London 22 May - A new independent study conducted by BroadGroup reveals that Iceland is well positioned to become an international datacenter hub. The study results reveal that Iceland is a highly attractive location for a datacenter.
On the key issue of power, encompassing everything from costs to quality to regulation, Iceland scores more highly than leading global datacenter locations such as the US, UK, Sweden, Singapore and Hong Kong.
Iceland power costs can be half those in Scandinavia, and significantly more competitive than other European countries. Iceland’s power costs remain very likely to stay much lower than other countries, particularly given the opportunity to cap such prices for ten years or even longer for greenfield projects.
Power reliability and quality are extremely high. Iceland has a long history with a key group of power-intensive users already – the aluminium smelters. Such users, including global leaders such as Rio Tinto and Alcoa, can have requirements of >400MW and have expanded their sites in Iceland due to the strong reliability and availability.
Furthermore, power in Iceland is 100% green. Iceland is one of few countries in Western Europe with large quantities of competitively priced, renewable carbon neutral electricity. Setting Iceland apart from most countries, it produces electricity using exclusively hydropower, geothermal energy and onshore wind. These are sustainable, environmentally “green” resources with zero carbon trade-offs. This makes it an ideal location for addressing corporate responsibility considerations.
“With datacenter costs closely linked to power prices, and power accounting for typically 20-40% of operating costs, it is not surprising that the availability of power ranks highly in the choice of location with an investment decision based on a period of at least 15 years,” commented Steve Wallage, managing director of BroadGroup Consulting.

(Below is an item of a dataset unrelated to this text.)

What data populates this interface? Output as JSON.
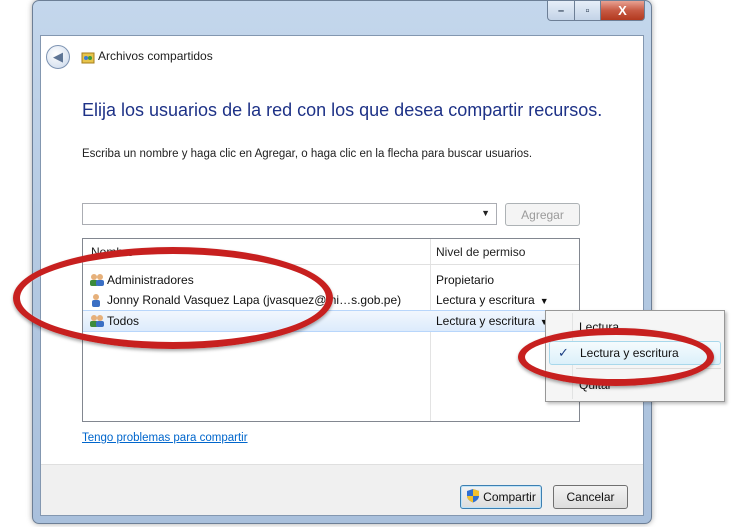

“Some locations talk about factors such as cheap energy or strong connectivity, but the reality for most datacenter users is that they need all basic issues to be in place. This includes telecoms, power, reliability, taxation and business environment, and the legal and regulatory framework. Iceland has all these factors in place.”
The full report will be made available to attendees at next week’s Datacentres Europe which takes place in Nice 29-30 May.